Supplied material ::
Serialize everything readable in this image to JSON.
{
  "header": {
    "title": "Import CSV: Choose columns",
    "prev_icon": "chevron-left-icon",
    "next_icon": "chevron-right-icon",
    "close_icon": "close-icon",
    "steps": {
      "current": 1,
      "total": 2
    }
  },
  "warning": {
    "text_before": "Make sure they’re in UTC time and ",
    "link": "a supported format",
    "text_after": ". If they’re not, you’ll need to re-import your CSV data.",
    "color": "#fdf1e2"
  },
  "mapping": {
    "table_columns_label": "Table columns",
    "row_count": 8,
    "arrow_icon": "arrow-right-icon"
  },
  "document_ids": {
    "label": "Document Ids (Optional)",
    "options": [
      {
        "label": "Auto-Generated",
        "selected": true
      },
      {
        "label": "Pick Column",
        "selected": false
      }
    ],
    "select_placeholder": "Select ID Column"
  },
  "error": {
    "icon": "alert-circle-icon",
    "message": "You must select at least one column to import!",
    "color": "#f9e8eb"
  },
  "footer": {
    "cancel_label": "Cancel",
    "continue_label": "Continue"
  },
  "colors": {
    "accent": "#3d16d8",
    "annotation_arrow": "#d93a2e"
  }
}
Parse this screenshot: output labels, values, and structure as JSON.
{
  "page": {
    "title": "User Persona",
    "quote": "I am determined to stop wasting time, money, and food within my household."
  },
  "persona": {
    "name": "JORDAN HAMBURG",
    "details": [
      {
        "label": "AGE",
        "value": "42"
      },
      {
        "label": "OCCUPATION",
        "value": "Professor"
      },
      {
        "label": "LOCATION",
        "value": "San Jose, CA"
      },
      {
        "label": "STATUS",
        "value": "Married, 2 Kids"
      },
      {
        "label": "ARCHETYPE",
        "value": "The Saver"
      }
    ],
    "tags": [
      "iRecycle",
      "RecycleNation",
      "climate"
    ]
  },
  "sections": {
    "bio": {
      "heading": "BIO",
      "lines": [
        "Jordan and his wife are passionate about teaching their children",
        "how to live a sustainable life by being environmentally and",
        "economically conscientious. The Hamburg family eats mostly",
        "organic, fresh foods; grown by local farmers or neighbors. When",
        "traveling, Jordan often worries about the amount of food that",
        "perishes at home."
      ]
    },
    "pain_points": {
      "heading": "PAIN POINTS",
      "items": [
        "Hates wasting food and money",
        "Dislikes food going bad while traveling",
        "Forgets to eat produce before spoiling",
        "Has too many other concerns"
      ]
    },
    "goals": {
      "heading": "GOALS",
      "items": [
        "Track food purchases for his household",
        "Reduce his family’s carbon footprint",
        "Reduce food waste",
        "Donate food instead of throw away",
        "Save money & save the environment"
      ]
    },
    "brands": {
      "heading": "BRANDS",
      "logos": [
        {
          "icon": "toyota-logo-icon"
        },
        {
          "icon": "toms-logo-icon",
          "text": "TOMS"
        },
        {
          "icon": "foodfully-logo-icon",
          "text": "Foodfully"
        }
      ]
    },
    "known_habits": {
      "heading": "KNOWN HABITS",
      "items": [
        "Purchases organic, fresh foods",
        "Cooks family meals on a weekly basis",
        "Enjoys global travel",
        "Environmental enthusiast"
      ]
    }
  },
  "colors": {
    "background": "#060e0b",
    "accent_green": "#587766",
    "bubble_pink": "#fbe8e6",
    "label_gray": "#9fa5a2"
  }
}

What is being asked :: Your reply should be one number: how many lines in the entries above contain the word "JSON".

Solved problem :: 2